• _TASK ITEM_
Lines holding the string "fasteoi": copy each one from the listing below.

• _PROVIDED RECORDS_
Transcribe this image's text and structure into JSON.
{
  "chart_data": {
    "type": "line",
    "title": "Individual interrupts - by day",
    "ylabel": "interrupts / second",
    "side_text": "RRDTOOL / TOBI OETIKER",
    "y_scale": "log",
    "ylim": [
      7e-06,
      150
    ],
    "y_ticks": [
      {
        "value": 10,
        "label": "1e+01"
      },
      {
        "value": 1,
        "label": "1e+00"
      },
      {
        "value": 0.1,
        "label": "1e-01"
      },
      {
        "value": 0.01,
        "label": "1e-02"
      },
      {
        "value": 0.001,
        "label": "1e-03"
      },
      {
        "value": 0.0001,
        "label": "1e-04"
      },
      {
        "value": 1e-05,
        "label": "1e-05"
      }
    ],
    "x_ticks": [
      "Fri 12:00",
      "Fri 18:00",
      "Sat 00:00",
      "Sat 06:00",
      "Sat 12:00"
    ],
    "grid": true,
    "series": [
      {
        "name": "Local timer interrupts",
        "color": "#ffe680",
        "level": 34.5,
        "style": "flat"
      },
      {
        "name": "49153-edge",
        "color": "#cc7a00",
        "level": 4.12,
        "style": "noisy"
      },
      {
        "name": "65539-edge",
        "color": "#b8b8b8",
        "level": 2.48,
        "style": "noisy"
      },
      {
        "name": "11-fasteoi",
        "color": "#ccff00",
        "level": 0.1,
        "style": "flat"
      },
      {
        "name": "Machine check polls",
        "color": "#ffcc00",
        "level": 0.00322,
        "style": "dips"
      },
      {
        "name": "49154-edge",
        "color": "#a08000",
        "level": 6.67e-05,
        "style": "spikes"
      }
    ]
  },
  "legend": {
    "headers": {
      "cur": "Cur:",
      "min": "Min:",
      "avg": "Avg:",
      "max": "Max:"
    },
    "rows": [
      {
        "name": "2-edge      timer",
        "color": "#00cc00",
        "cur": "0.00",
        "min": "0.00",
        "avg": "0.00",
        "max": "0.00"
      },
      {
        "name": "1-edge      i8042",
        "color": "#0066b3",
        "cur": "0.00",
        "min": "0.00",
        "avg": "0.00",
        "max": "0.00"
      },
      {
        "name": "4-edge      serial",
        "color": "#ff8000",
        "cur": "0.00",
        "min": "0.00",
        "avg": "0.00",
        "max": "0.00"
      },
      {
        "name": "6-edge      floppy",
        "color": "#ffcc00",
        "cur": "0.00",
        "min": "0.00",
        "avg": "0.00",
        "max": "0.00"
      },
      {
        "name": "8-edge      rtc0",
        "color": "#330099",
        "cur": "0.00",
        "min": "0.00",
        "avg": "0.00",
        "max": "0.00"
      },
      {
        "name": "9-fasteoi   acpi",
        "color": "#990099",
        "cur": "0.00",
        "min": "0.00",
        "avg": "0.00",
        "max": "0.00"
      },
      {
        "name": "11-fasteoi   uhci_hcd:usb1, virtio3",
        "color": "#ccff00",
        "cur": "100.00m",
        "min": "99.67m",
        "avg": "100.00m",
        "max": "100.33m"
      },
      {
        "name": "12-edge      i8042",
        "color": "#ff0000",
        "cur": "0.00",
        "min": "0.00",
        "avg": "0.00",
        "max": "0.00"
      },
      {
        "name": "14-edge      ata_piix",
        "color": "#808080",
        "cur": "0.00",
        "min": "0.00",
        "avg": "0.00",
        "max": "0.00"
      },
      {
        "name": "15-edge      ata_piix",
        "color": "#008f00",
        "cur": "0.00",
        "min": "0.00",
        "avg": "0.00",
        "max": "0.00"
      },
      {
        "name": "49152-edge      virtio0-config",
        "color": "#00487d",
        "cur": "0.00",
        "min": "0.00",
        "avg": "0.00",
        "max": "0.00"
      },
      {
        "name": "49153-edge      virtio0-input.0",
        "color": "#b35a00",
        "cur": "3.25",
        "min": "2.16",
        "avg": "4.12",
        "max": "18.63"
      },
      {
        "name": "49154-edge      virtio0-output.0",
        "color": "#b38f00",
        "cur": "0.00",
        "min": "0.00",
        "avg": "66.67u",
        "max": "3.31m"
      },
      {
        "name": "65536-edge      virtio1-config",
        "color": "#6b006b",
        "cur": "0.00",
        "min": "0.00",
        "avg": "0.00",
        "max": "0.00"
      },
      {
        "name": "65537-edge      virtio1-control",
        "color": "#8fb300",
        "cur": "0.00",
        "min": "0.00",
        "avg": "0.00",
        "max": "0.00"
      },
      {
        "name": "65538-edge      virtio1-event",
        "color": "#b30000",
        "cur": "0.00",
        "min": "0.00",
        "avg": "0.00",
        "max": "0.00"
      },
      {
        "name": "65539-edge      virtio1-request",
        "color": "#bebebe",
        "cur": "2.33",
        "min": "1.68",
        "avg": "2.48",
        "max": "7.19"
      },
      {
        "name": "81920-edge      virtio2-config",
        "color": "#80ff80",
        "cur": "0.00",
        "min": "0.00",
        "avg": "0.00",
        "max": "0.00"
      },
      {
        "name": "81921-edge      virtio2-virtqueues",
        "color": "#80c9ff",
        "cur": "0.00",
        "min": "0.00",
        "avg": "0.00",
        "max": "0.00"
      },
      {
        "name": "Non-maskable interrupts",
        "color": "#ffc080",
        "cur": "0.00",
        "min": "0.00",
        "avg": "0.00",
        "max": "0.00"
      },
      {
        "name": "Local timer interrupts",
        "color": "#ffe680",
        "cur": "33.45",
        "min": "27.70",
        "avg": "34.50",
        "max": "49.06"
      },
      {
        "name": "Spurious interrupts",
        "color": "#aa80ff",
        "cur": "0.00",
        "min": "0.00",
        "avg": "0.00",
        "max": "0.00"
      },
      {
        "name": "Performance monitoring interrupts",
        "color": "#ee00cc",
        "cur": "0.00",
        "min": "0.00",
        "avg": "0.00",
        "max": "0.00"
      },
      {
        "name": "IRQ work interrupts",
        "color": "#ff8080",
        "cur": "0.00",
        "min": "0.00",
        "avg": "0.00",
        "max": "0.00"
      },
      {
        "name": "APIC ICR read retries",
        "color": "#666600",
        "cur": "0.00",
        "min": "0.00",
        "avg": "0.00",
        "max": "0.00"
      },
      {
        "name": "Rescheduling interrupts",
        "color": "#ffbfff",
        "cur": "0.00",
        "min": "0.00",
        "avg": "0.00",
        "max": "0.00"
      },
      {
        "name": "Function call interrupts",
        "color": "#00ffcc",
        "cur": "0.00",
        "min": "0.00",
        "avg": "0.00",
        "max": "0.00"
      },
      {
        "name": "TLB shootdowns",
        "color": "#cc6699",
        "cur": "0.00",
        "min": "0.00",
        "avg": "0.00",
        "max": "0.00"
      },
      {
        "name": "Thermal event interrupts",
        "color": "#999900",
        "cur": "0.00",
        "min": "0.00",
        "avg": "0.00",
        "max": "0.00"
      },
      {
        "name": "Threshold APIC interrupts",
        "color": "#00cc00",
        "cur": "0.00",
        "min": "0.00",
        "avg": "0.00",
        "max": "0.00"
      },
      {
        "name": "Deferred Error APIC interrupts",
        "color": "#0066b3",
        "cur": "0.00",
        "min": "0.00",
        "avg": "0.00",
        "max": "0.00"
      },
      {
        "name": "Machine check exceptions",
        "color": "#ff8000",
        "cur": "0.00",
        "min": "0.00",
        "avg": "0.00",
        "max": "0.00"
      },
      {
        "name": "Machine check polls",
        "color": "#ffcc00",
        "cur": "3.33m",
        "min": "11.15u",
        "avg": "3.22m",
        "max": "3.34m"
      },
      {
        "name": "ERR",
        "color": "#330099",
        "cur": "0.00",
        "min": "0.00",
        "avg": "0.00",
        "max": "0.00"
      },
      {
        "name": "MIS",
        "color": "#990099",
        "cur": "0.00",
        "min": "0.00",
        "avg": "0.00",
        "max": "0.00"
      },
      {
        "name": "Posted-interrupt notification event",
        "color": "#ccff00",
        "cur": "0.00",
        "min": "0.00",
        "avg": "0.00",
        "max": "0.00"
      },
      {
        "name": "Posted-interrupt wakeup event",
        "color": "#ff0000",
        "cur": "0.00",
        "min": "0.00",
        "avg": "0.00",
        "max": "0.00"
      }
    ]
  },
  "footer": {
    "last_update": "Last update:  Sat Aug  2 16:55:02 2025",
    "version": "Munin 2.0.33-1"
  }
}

• _TASK SOLUTION_
        "name": "11-fasteoi",
        "name": "9-fasteoi   acpi",
        "name": "11-fasteoi   uhci_hcd:usb1, virtio3",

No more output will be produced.